Bennett Fracture



A base of the thumb metacarpal fracture dislocation that is partially intra-articular. 


About 80% of thumb fractures involve the metacarpal base.


These fractures are caused by axial force applied to the thumb in flexion. 


  • There is an an oblique intraarticular metacarpal fracture (the palmar beak fragment) which remains attached to the palmar beak ligament.
  • The fracture starts at ulnar base of metacarpal bone. 
  • The volar fracture fragment remains attached to CMC by volar anterior oblique ligament. This ligament anchors volar lip of metacarpal to tubercle of the trapezium. This means that a small volar lip fragment will remain attached to anterior oblique ligament which is attached to trapezium.
  • The distal metacarpal fragment (containing most of articular surface) is displaced proximally, radially, and dorsally by an APL-pull. 
  • The displaced metacarpal is also rotated in supination by the pull of APL.
  • Metacarpal head is also displaced into palm by pull of ADP.
  • Due to the force of the abductor pollicis longus and adductor pollicis the the metacarpal shaft is displaced dorsally and radially.



The patient has acute pain at the base of thumb. 


Inspection: Swelling and hematoma.
Palpation: Tenderness to palpation at the CMC joint.
Motion: Painful range of motion.



Projections: AP, lateral and oblique.
  • True AP of thumb (Robert’s view): The arm is in full pronation with dorsum of thumb on cassette. 
  • True lateral of thumb: The hand is pronated 30° and beam angled 15° distally.
  • There is a oblique fracture line with a triangluar fragment at ulnar base of metacarpal bone.
  • The triangular fragment remains attached to trapezium with proximal displacement of the metacarpal bone. 



Usually treated with surgically because of its notorious instability. 

Nonoperative Treatment

Indication: Dislocation < 1 mm.
Method: Reduction and casting. If the fracture is older than 3 weeks and there is no motion at fracture site, there is no need for reduction.
  • Reduction: Performed with longitudinal traction on end of thumb, in addition to abduction and extension of thumb metacarpal. The thumb can then be pronated to bring it into opposition with non-displaced palmar fragment.
  • Casting: Thumb spica cast.

Operative Treatment

Closed reduction and Percutaneous pin fixation
Indication: Dislocation > 1 mm. The beak of the fragment should involve less than 50% of the palmar slope of the metacarpal and the concave dome of the metacarpal should be maintained.
Method: K wires are used to maintain reduction by stabilizing the first metacarpal to trapezium or second metacarpal bone.
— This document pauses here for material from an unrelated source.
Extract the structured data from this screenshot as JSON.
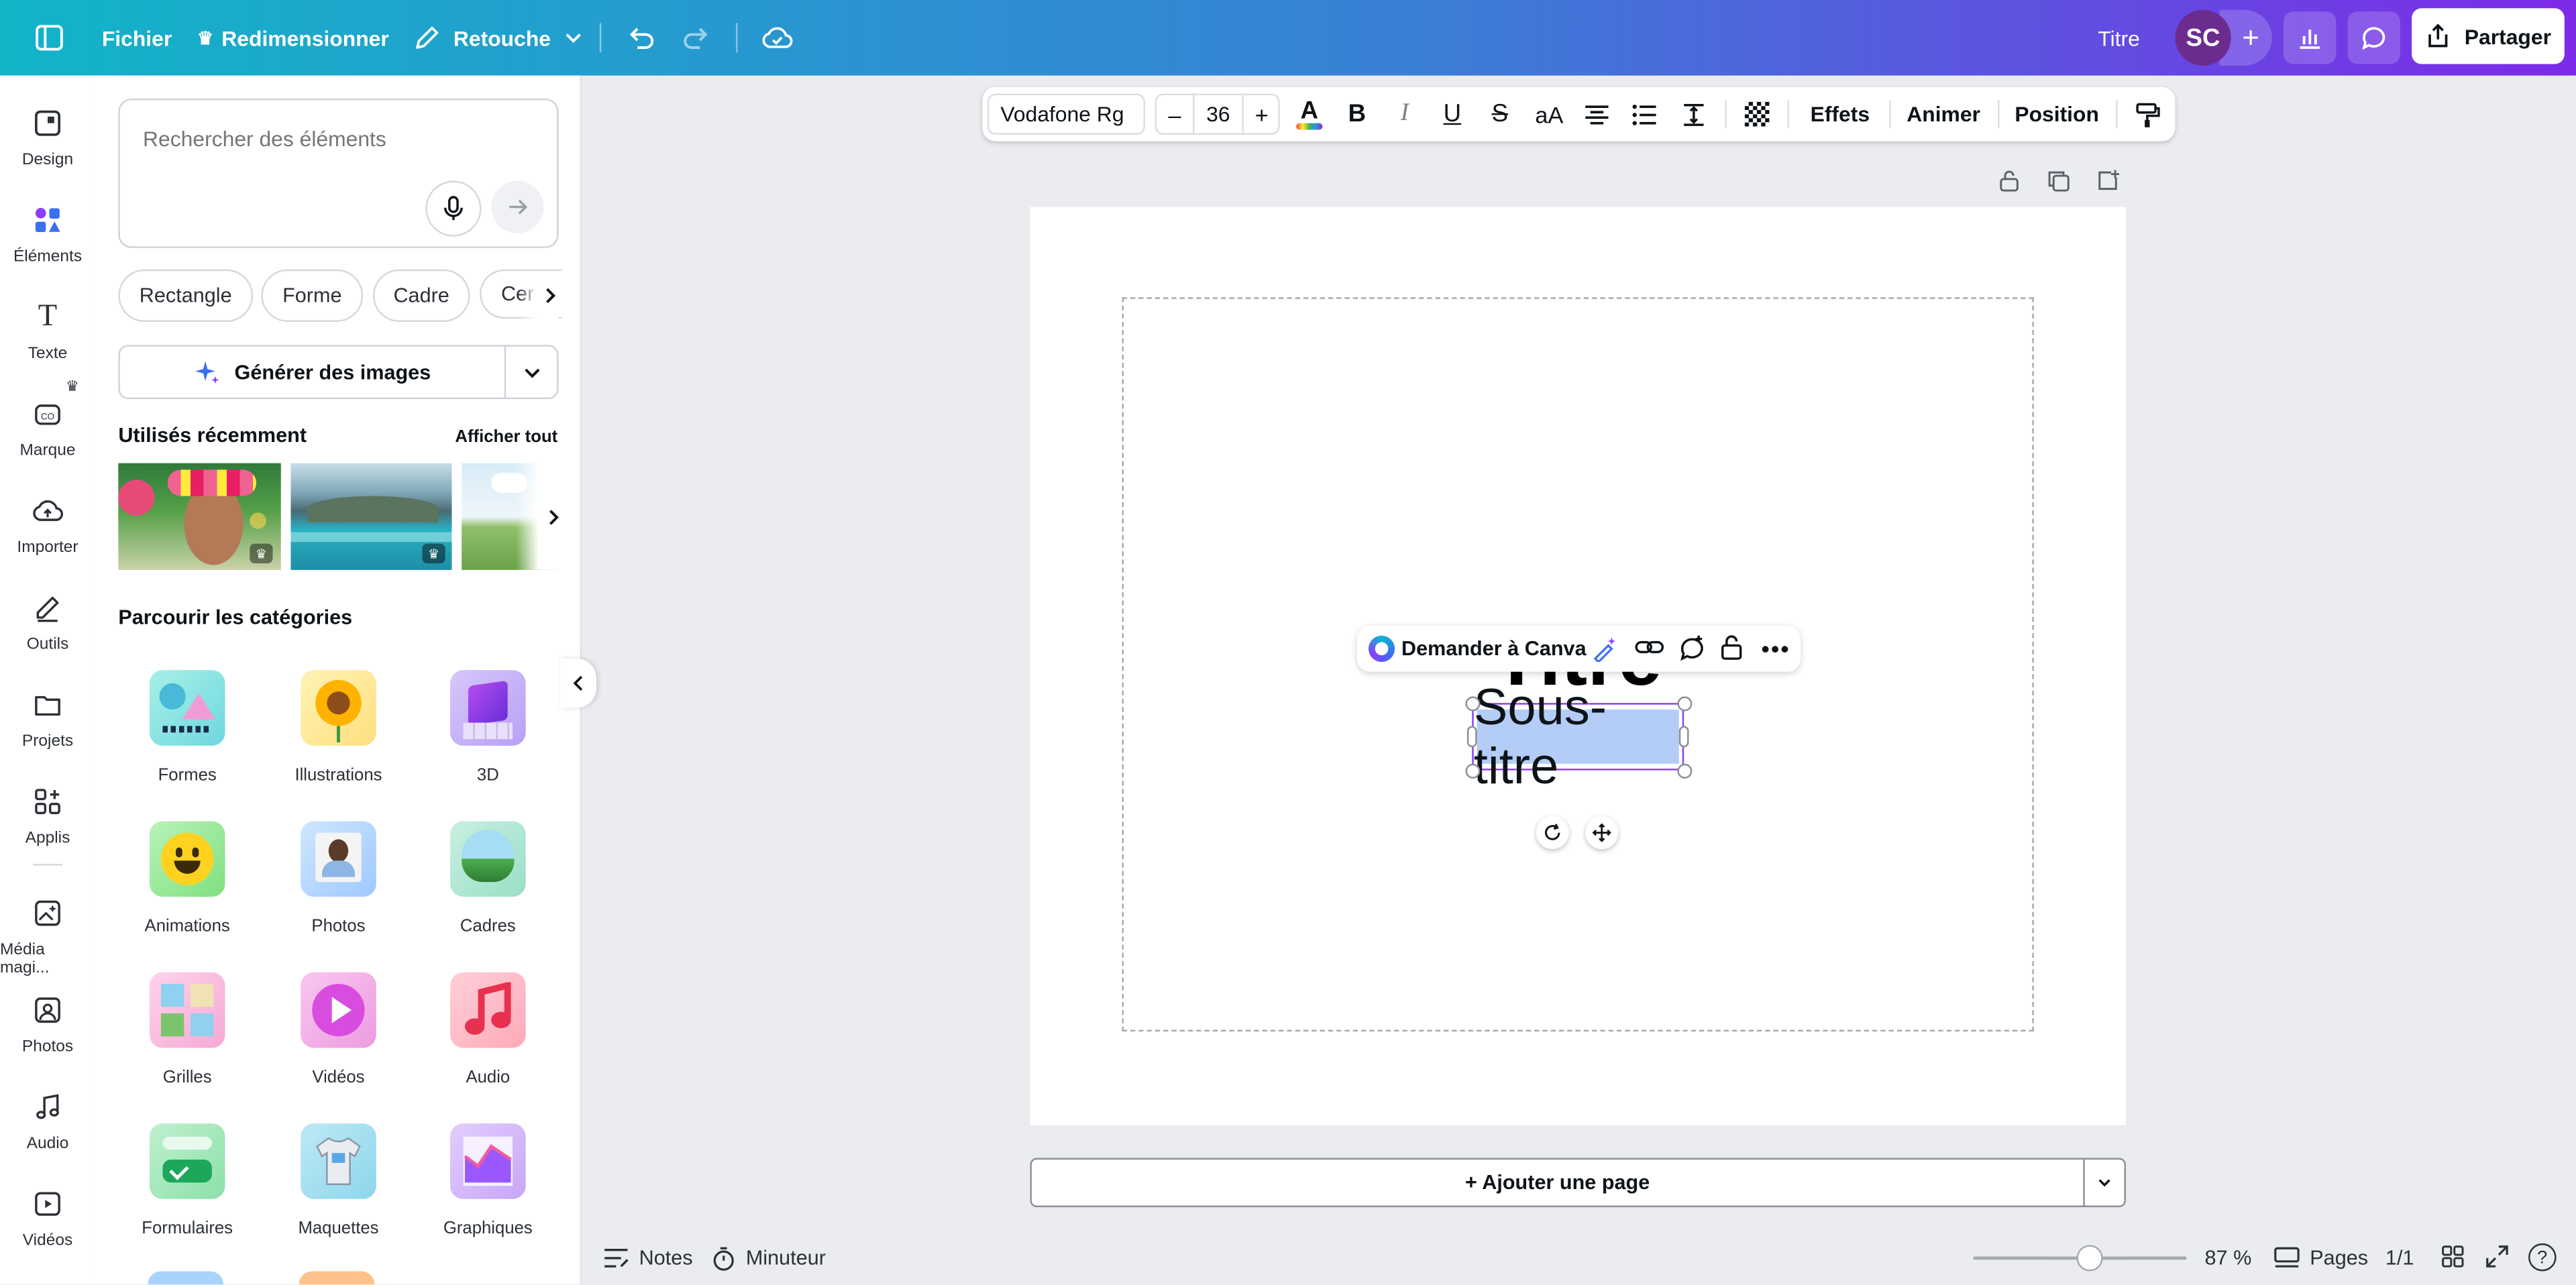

Small volar lip fragment should not be pinned.
Postoperativ care: Thumb spica cast for 4-6 weeks.

Open reduction internal fixation
Indication: Dislocation > 1 mm.
  • If reduction is not possible
Method: ORIF with AO cortical screw.
  • Approach: Volar approach of Gedda and Moberg.
    • The dorsal sensory branches of radial nerve are identified and protected.
    • Thenar muscles are reflected volarly and a longitudinal capsulotomy is made.
    • The radial artery is protected and retracted ulnarly.
    • The fracture is visualized and reduced by traction of first metacarpal.
  • Fixation: The fracture reduction is provisionally secured with a K wire and fixed with screws.
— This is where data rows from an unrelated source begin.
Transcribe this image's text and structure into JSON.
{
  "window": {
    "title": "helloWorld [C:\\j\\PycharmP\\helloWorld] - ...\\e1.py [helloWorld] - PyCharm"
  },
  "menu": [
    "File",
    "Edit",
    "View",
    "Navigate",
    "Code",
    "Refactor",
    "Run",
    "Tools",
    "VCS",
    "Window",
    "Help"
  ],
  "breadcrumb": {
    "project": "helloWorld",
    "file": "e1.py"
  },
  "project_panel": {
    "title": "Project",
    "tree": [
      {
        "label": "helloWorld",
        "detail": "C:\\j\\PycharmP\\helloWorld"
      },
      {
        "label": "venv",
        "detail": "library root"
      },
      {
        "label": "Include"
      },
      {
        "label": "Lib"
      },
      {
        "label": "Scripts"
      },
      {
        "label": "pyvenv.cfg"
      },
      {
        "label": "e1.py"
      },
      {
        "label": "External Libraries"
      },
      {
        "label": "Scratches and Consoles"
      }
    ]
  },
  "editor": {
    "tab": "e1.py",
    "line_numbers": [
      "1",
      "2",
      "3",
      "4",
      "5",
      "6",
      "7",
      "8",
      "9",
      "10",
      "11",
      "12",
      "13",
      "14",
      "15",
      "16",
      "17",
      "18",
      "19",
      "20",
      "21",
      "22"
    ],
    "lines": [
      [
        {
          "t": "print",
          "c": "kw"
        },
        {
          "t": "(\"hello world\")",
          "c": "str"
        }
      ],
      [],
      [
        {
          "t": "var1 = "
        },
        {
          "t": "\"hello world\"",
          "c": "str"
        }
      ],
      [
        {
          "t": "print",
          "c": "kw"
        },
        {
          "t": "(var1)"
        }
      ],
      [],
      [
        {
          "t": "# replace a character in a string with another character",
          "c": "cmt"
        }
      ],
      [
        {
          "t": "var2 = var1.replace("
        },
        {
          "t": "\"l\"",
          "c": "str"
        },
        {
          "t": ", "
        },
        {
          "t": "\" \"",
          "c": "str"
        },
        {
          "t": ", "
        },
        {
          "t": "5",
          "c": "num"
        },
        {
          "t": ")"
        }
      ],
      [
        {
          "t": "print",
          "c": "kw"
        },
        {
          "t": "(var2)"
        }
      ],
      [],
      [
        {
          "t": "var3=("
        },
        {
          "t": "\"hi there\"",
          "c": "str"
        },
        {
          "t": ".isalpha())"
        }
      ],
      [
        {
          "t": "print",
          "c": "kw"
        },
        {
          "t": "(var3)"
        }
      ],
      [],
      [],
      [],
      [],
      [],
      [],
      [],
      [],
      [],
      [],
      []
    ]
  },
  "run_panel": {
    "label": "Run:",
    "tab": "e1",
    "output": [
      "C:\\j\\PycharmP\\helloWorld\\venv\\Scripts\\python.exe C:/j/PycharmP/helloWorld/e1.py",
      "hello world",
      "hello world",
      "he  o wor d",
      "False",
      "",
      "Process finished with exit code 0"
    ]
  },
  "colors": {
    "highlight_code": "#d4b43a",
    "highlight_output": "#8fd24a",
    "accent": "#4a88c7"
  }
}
Posttraumatic arthirtis: The exact incidence is unclear. There is a higher risk with highly comminuted intra-articular fractures, major step off and multiple small fragments.
Other complications: Malunion

Table of Contents

1. Miller, M. and Thompson, S. (2016). Miller’s review of orthopaedics. 7th ed. Philadelphia, PA: Elsevier.
2. Boyer, M. (2014). AAOS comprehensive orthopaedic review 2. 2nd ed. Rosemont: American Academy of Orthopaedic Surgeons.